parainfluenza virus in client-owned dogs in Australia.
Aust Vet J. December 2012;90(12):468-73.
S A Mitchell1; R J Zwijnenberg; J Huang; A Hodge;
M J Day
1Pfizer Animal Health, 38-42 Wharf Road, West Ryde,
New South Wales 2114, Australia. firstname.lastname@example.org
© 2012 The Authors. Australian Veterinary Journal © 2012
Australian Veterinary Association.
To determine whether client-owned dogs in Australia, last vaccinated with
Canvac(®) vaccines containing canine parvovirus-type 2 (CPV-2), canine
distemper virus (CDV), canine adenovirus type 2 (CAV-2) ± canine parainfluenza
virus (CPiV) at least 18 months ago, were seropositive or responded
serologically to revaccination. METHODS: A total of 235 dogs were recruited
from 23 veterinary clinics, representing a variety of breeds, ages and time
since last vaccination (TSLV: range 1.5-9 years, mean 2.8 years). Dogs had a
blood sample taken and were revaccinated on day 0. A second blood sample was
taken 7-14 days later. Blood samples were assessed for antibody titres to CPV-2
(by haemagglutination inhibition) and CDV, CAV type 1 (CAV-1) and CPiV (by
virus neutralisation). Dogs with a day 0 titre >10 or a four-fold increase
in titre following revaccination were considered to be serological responders.
RESULTS: The overall percentage of dogs classified as serological responders
was 98.7% for CPV-2, 96.6% for CDV, 99.6% for CAV-1 and 90.3% for CPiV.
CONCLUSIONS: These results suggest that the duration of serological response
induced by modified-live vaccines against CPV-2, CDV, CAV-1 and CPiV, including
Canvac(®) vaccines, is beyond 18 months and may
extend up to 9 years. Accordingly, these
vaccines may be considered for use in extended revaccination interval protocols
as recommended by current canine vaccine guidelines.
Veterinarians in the U.K are being
urged to adopt the vaccinations of cats and dogs against “core” diseases
(excluding rabies) advocated by the World Small Animal Veterinary Association
to its 86 member countries.* They are similar to those that I and other
veterinarians in the U.S. and Canada have been advocating for the past 15 years
and more on the basis of sound science---advances in vaccinology, immunology
and blood titer testing rather than personal opinion, to optimize the benefits
and minimize the risks.
The core vaccinations against canine
distemper virus, canine adenovirus and canine parvovirus type 2 are all given
to pups at 6, 12,16 weeks or older, and 26 weeks of age and at 52 weeks of age
if not given at 26 weeks.

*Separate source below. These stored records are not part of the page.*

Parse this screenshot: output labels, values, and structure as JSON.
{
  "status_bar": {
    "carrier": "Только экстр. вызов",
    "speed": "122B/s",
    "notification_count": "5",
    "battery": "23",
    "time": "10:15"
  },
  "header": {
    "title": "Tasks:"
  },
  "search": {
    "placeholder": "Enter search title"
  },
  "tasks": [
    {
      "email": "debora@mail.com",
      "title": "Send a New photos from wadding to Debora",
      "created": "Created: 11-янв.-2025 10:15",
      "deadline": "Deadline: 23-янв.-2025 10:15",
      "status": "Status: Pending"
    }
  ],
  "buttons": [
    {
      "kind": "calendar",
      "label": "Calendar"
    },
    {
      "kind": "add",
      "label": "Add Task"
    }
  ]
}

Then not until 4, then 7 and then 10 years of age
with the option of serum testing and then not re-vaccinating if antibody titers
show good immunity.

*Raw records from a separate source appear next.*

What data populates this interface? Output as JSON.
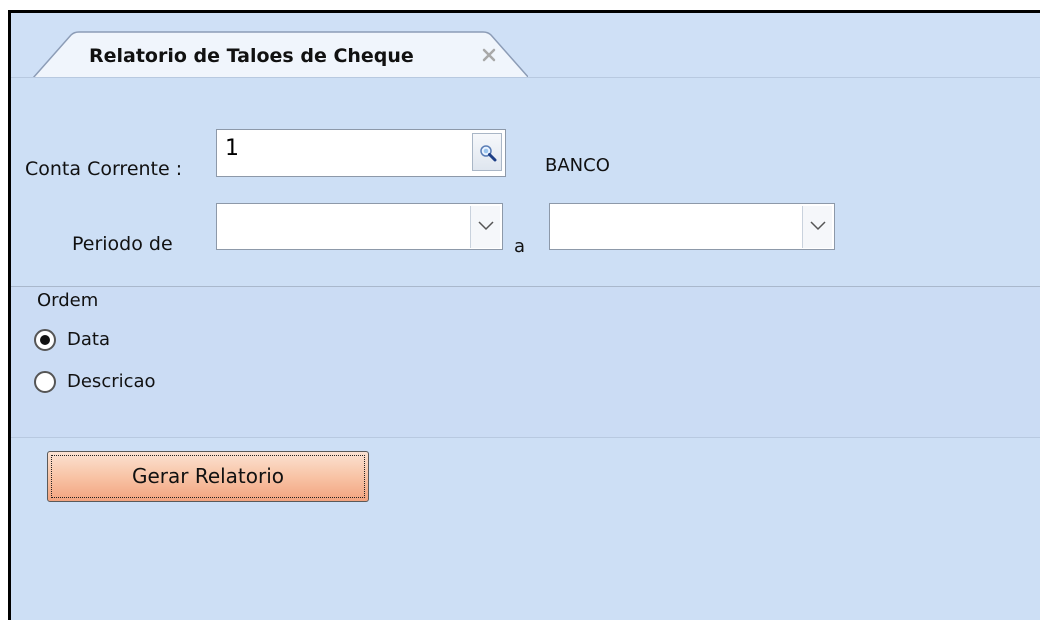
{
  "tab": {
    "title": "Relatorio de Taloes de Cheque",
    "close_icon": "close-icon"
  },
  "conta": {
    "label": "Conta Corrente :",
    "value": "1",
    "lookup_icon": "search-icon",
    "bank_name": "BANCO"
  },
  "periodo": {
    "label": "Periodo de",
    "from_value": "",
    "separator": "a",
    "to_value": "",
    "dropdown_icon": "chevron-down-icon"
  },
  "ordem": {
    "label": "Ordem",
    "options": [
      {
        "label": "Data",
        "checked": true
      },
      {
        "label": "Descricao",
        "checked": false
      }
    ]
  },
  "actions": {
    "generate_label": "Gerar Relatorio"
  },
  "colors": {
    "panel_bg": "#cddff5",
    "button_accent": "#f8c4a6"
  }
}
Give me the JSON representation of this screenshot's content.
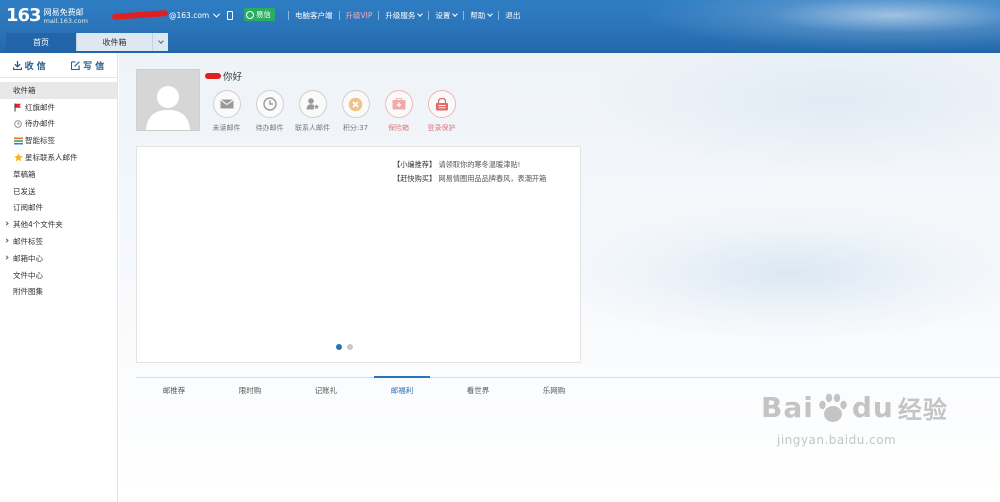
{
  "header": {
    "logo_number": "163",
    "logo_name": "网易免费邮",
    "logo_domain": "mail.163.com",
    "account_suffix": "@163.com",
    "yixin_label": "易信",
    "nav": [
      "电脑客户端",
      "升级VIP",
      "升级服务",
      "设置",
      "帮助",
      "退出"
    ],
    "colors": {
      "topbar": "#2a73b8",
      "vip": "#f5a9b8",
      "yixin": "#27ae60"
    }
  },
  "tabs": {
    "home": "首页",
    "inbox": "收件箱"
  },
  "sidebar": {
    "receive_label": "收 信",
    "write_label": "写 信",
    "folders": [
      {
        "label": "收件箱",
        "icon": ""
      },
      {
        "label": "红旗邮件",
        "icon": "red-flag-icon"
      },
      {
        "label": "待办邮件",
        "icon": "clock-icon"
      },
      {
        "label": "智能标签",
        "icon": "tag-stripes-icon"
      },
      {
        "label": "星标联系人邮件",
        "icon": "star-icon"
      },
      {
        "label": "草稿箱",
        "icon": ""
      },
      {
        "label": "已发送",
        "icon": ""
      },
      {
        "label": "订阅邮件",
        "icon": ""
      },
      {
        "label": "其他4个文件夹",
        "icon": "expand-arrow-icon"
      },
      {
        "label": "邮件标签",
        "icon": "expand-arrow-icon"
      },
      {
        "label": "邮箱中心",
        "icon": "expand-arrow-icon"
      },
      {
        "label": "文件中心",
        "icon": ""
      },
      {
        "label": "附件图集",
        "icon": ""
      }
    ]
  },
  "main": {
    "greeting": "你好",
    "quick_actions": [
      {
        "label": "未读邮件",
        "icon": "envelope-icon"
      },
      {
        "label": "待办邮件",
        "icon": "clock-icon"
      },
      {
        "label": "联系人邮件",
        "icon": "contact-star-icon"
      },
      {
        "label": "积分:37",
        "icon": "points-icon"
      },
      {
        "label": "保险箱",
        "icon": "safe-box-icon"
      },
      {
        "label": "登录保护",
        "icon": "login-protect-icon"
      }
    ],
    "promo": {
      "line1_tag": "【小编推荐】",
      "line1_text": "请领取你的寒冬温暖津贴!",
      "line2_tag": "【赶快购买】",
      "line2_text": "网易情圈用品品牌春风，表潮开箱",
      "active_slide": 1,
      "slide_count": 2
    },
    "bottom_tabs": [
      "邮推荐",
      "限时购",
      "记账礼",
      "邮福利",
      "看世界",
      "乐网购"
    ],
    "active_bottom_tab": 3
  },
  "watermark": {
    "brand_left": "Bai",
    "brand_right": "du",
    "brand_cn": "经验",
    "url": "jingyan.baidu.com"
  }
}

In sum, these core vaccinations need
not be given annually. Other vaccinations (non-core) may be called for
depending on the region, outbreaks of infections and associated exposure risks.

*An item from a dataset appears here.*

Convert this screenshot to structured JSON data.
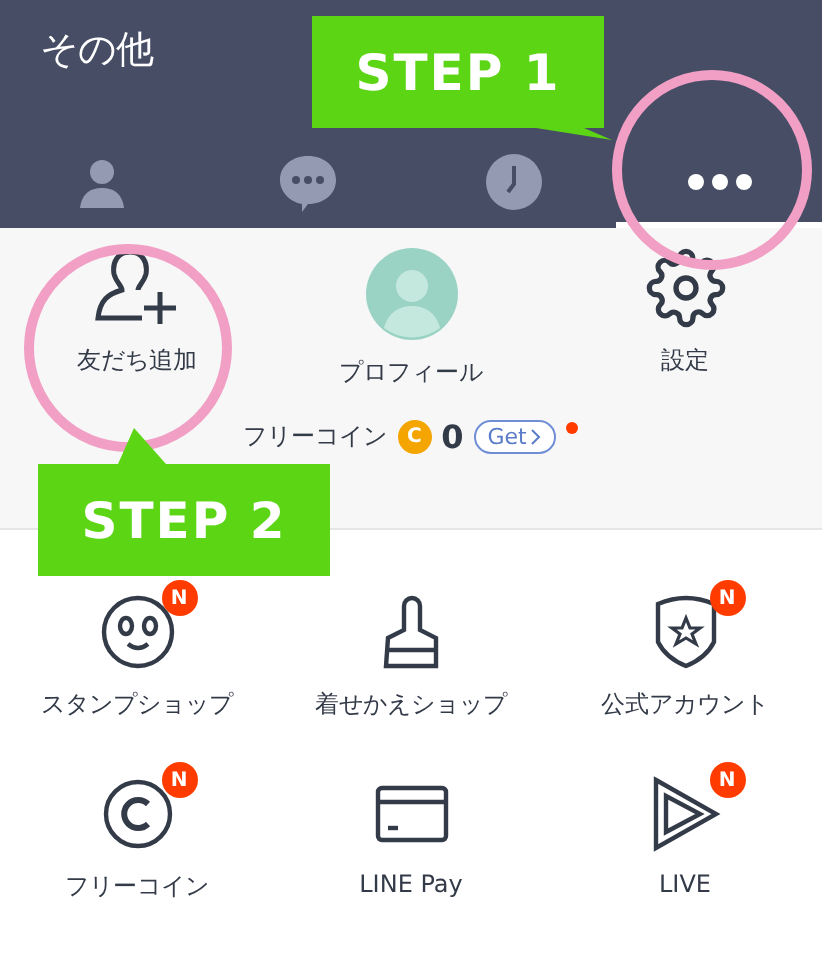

*See Michael J. Day, Small animal
vaccination: a practical guide for vets in the UK. The Veterinary Record, In Practice,
39: 110-118 2017.